While working I witnessed one family member trying to persuade another not to purchase anymore books because “she’d spent enough money on books already” (like there is such a thing!). The absolute first thought which popped into my head at this statement was, “What? Is she trying to protect her inheritance?” (as the book buyer was just a touch older). My thought was absolute nonsense and I felt completely silly assigning such a motive to a real life event - but on the upside it did make me stop and laugh at myself!
The important take away here is the fact that this idea flitted through my head at all! Which (I think) is a tribute to how convincing Daly’s writing is (as I’d just finished one, well maybe three of her books in a row) - she makes you see and really understand the motivations of her characters. Why the “poor relations” in Unexpected Night were so keen to make sure Amberley made it to his landmark birthday and the very real tussle over the monetary legacy left when he died (I am not spoiling anything for you here, I promise). You understand why each of the suspects had a reason why Amberley dying at just the right moment could make or break them.
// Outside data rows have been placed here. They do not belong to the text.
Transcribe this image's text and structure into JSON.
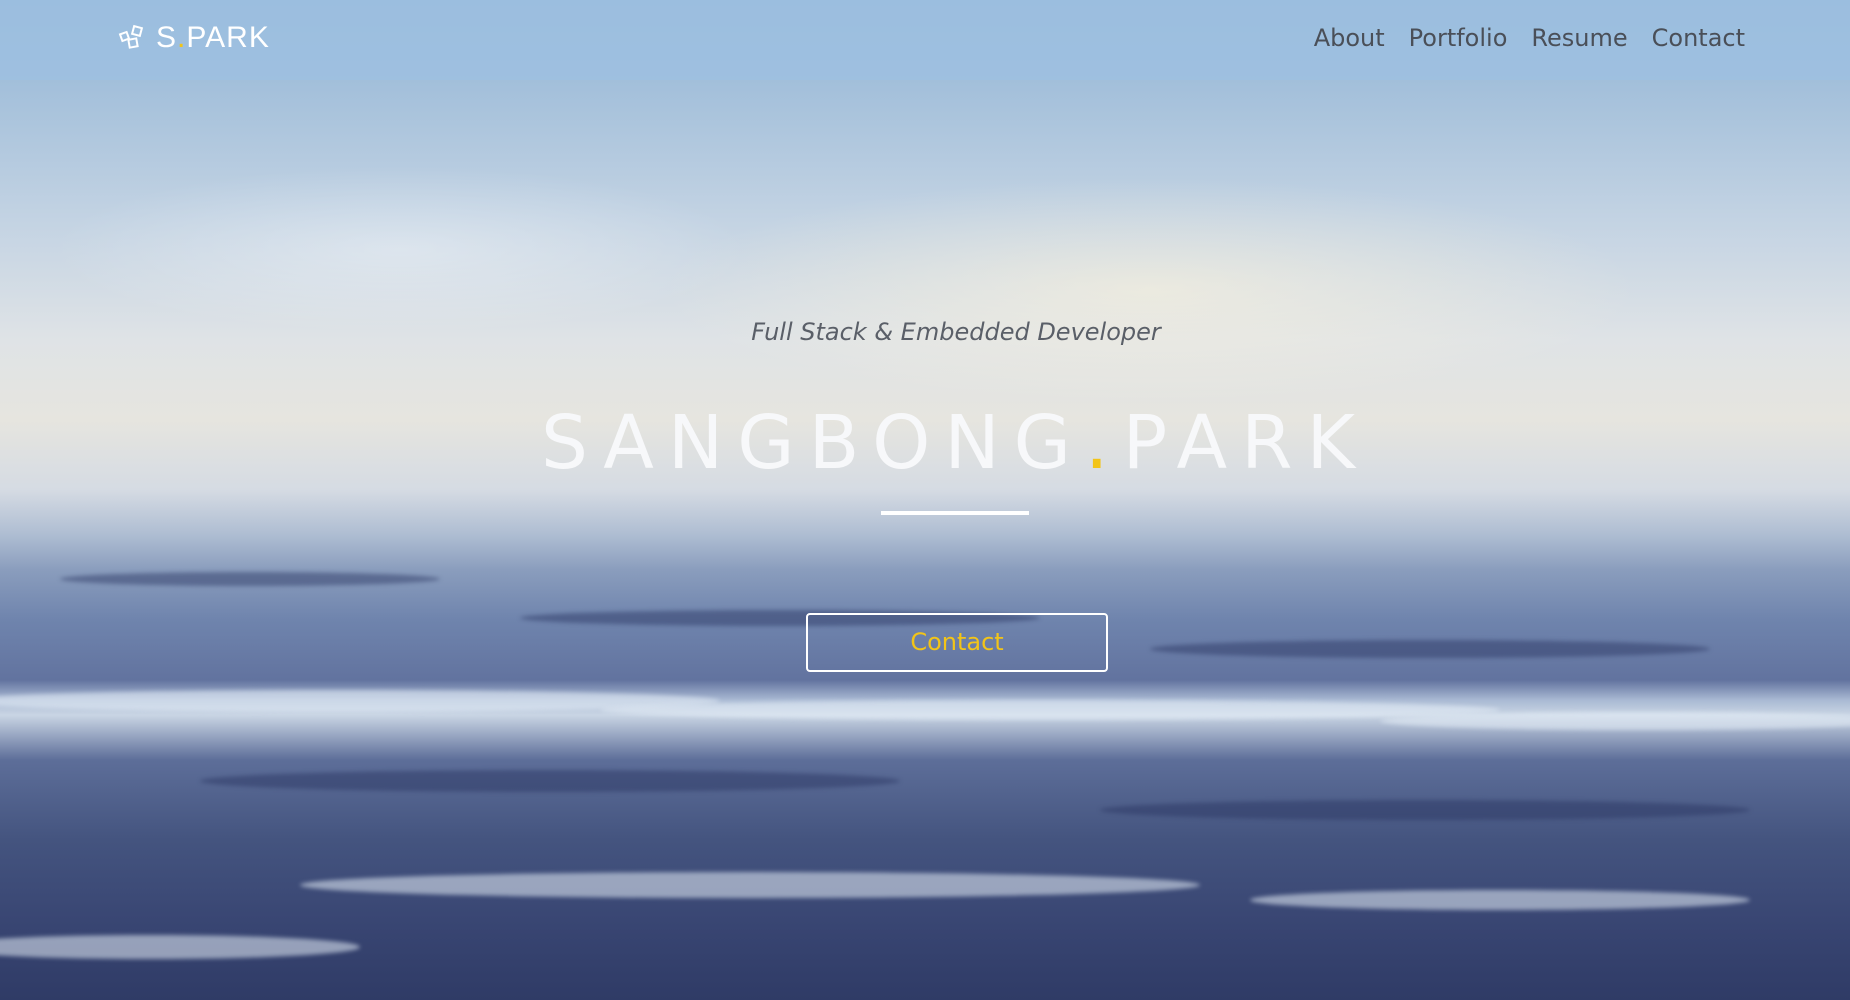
{
  "navbar": {
    "brand": {
      "logo_icon": "boxes-icon",
      "text_prefix": "S",
      "text_dot": ".",
      "text_suffix": "PARK"
    },
    "links": [
      {
        "label": "About"
      },
      {
        "label": "Portfolio"
      },
      {
        "label": "Resume"
      },
      {
        "label": "Contact"
      }
    ]
  },
  "hero": {
    "subtitle": "Full Stack & Embedded Developer",
    "title_first": "SANGBONG",
    "title_dot": ".",
    "title_last": "PARK",
    "cta_label": "Contact"
  },
  "colors": {
    "accent": "#f2c418",
    "nav_bg": "#9ec0e0",
    "nav_text": "#4a4f58",
    "hero_text": "#f7f8fa"
  }
}
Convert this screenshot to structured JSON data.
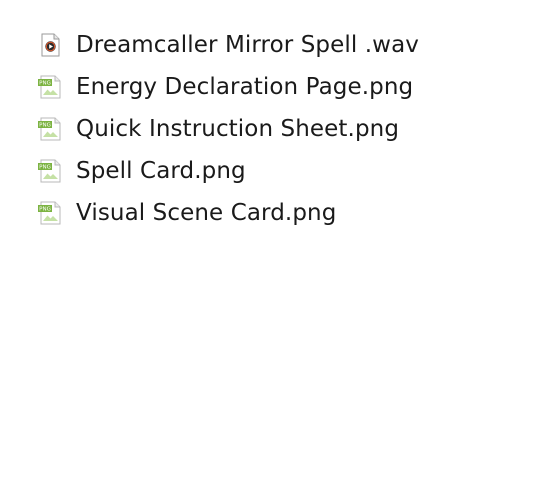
{
  "files": [
    {
      "name": "Dreamcaller Mirror Spell .wav",
      "icon": "audio-file-icon"
    },
    {
      "name": "Energy Declaration Page.png",
      "icon": "png-file-icon",
      "badge": "PNG"
    },
    {
      "name": "Quick Instruction Sheet.png",
      "icon": "png-file-icon",
      "badge": "PNG"
    },
    {
      "name": "Spell Card.png",
      "icon": "png-file-icon",
      "badge": "PNG"
    },
    {
      "name": "Visual Scene Card.png",
      "icon": "png-file-icon",
      "badge": "PNG"
    }
  ],
  "colors": {
    "text": "#1a1a1a",
    "png_badge": "#7cb342",
    "audio_accent": "#e25a2c"
  }
}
She makes her motives feel ordinary, everyday to the point - my conclusion felt like a natural one to make. Which was demonstrated by my poor befuddled mind leaping to such an outrageous deduction while watching the book drama unfolding in the shop. Speculation on inheritance seemed to be logical conclusion on why someone shouldn’t be making a larger book purchase….right?
Plus Daly’s ability to create such a well thought out means and method to her mystery set a very enjoyable pace in Unexpected Night. I was never sure when a pertinent fact was going to crop up, so I felt compelled to read well into the night to make sure I wasn’t going to stop right before a crucial event! I can honestly say I haven’t enjoyed another pure mystery series this much since I finished my last Marple on March 18, 2014!
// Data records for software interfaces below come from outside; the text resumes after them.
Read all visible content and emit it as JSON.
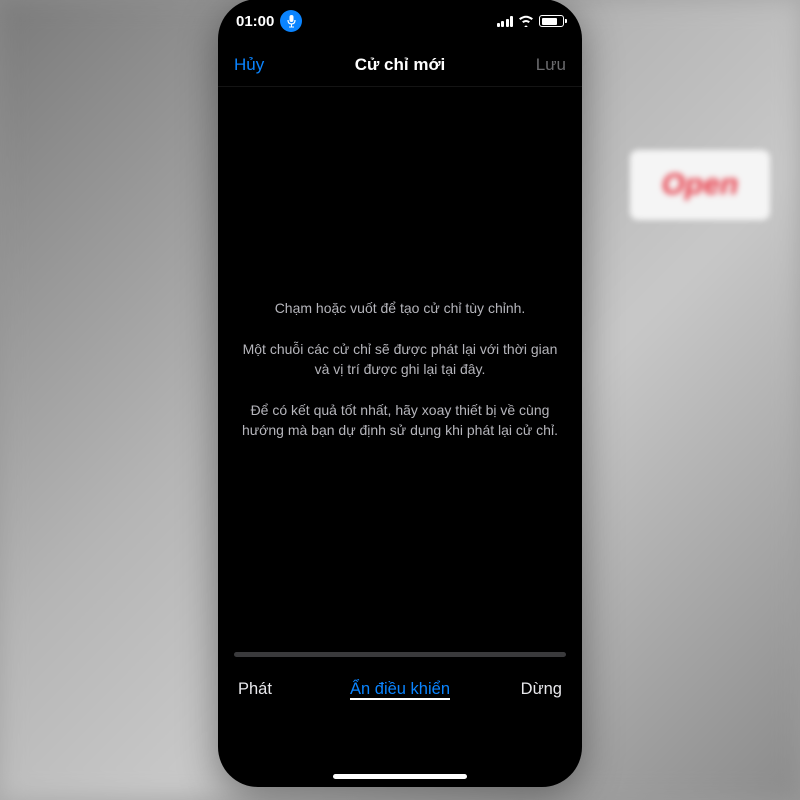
{
  "status_bar": {
    "time": "01:00"
  },
  "nav": {
    "cancel_label": "Hủy",
    "title": "Cử chỉ mới",
    "save_label": "Lưu"
  },
  "content": {
    "hint1": "Chạm hoặc vuốt để tạo cử chỉ tùy chỉnh.",
    "hint2": "Một chuỗi các cử chỉ sẽ được phát lại với thời gian và vị trí được ghi lại tại đây.",
    "hint3": "Để có kết quả tốt nhất, hãy xoay thiết bị về cùng hướng mà bạn dự định sử dụng khi phát lại cử chỉ."
  },
  "toolbar": {
    "play_label": "Phát",
    "hide_controls_label": "Ẩn điều khiển",
    "stop_label": "Dừng"
  },
  "background": {
    "accent_text": "Open"
  }
}
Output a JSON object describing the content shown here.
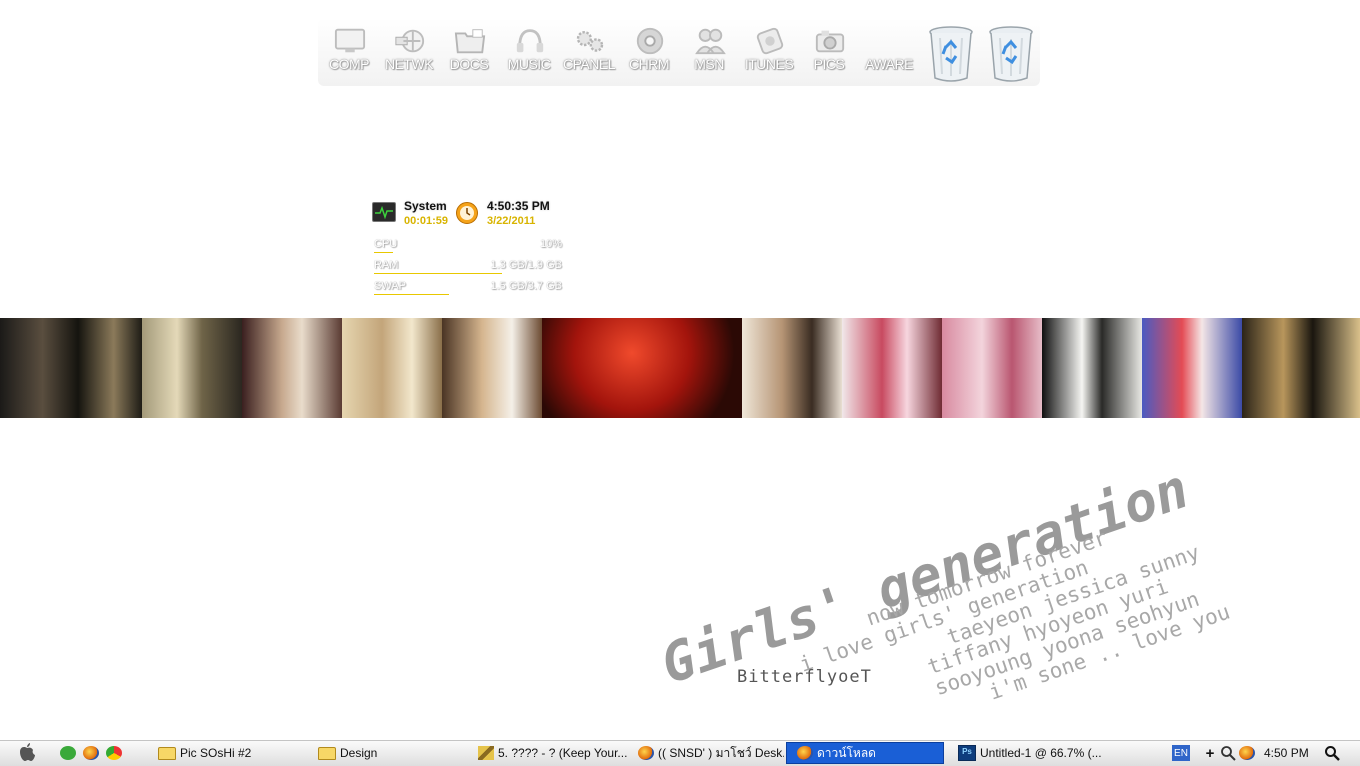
{
  "dock": {
    "items": [
      {
        "label": "COMP",
        "icon": "monitor-icon"
      },
      {
        "label": "NETWK",
        "icon": "network-icon"
      },
      {
        "label": "DOCS",
        "icon": "documents-icon"
      },
      {
        "label": "MUSIC",
        "icon": "headphones-icon"
      },
      {
        "label": "CPANEL",
        "icon": "gears-icon"
      },
      {
        "label": "CHRM",
        "icon": "chrome-icon"
      },
      {
        "label": "MSN",
        "icon": "msn-icon"
      },
      {
        "label": "ITUNES",
        "icon": "itunes-icon"
      },
      {
        "label": "PICS",
        "icon": "pictures-icon"
      },
      {
        "label": "AWARE",
        "icon": "aware-icon"
      }
    ],
    "bins": [
      "recycle-bin-icon",
      "recycle-bin-icon"
    ]
  },
  "system": {
    "title": "System",
    "uptime": "00:01:59",
    "time": "4:50:35 PM",
    "date": "3/22/2011",
    "meters": [
      {
        "name": "CPU",
        "value": "10%",
        "fill": 0.1
      },
      {
        "name": "RAM",
        "value": "1.3 GB/1.9 GB",
        "fill": 0.68
      },
      {
        "name": "SWAP",
        "value": "1.5 GB/3.7 GB",
        "fill": 0.4
      }
    ]
  },
  "art": {
    "title": "Girls' generation",
    "lines": [
      "now tomorrow forever",
      "i love girls' generation",
      "taeyeon jessica sunny",
      "tiffany hyoyeon yuri",
      "sooyoung yoona seohyun",
      "i'm sone .. love you"
    ],
    "signature": "BitterflyoeT"
  },
  "taskbar": {
    "start_icon": "apple-icon",
    "quicklaunch": [
      "utorrent-icon",
      "firefox-icon",
      "chrome-icon"
    ],
    "buttons": [
      {
        "label": "Pic SOsHi #2",
        "icon": "folder-icon"
      },
      {
        "label": "Design",
        "icon": "folder-icon"
      },
      {
        "label": "5. ???? - ? (Keep Your...",
        "icon": "pencil-icon"
      },
      {
        "label": "(( SNSD' ) มาโชว์ Desk...",
        "icon": "firefox-icon"
      },
      {
        "label": "ดาวน์โหลด",
        "icon": "firefox-icon"
      },
      {
        "label": "Untitled-1 @ 66.7% (...",
        "icon": "photoshop-icon"
      }
    ],
    "language": "EN",
    "clock": "4:50 PM"
  },
  "colors": {
    "accent_yellow": "#d8b400",
    "taskbar_active": "#1a5fd6",
    "art_gray": "#9a9a9a"
  }
}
"Mr. Ormville sat back in his chair and contemplated Gamadge with the air of one who has stroked the house cat, and had his thumb bitten."
Another great description of Henry Gamadge!
Cheating: Here is the thing if you are a serial cheater like me (i.e. reading the end of the book before you naturally get there), Daly’s style makes these books physically difficult to cheat on. Why? The last chapter or two may or may not actually pertain or contain the answer you are looking for! Her structure makes it difficult to easily suss out the singular name of who did it. Because while I like to know my sleuth makes it to the end and know if I guessed correctly on the culprit I don’t want every detail of the ending laid out for me! So I guess what I am saying is Daly keeps me honest, which is very difficult to do!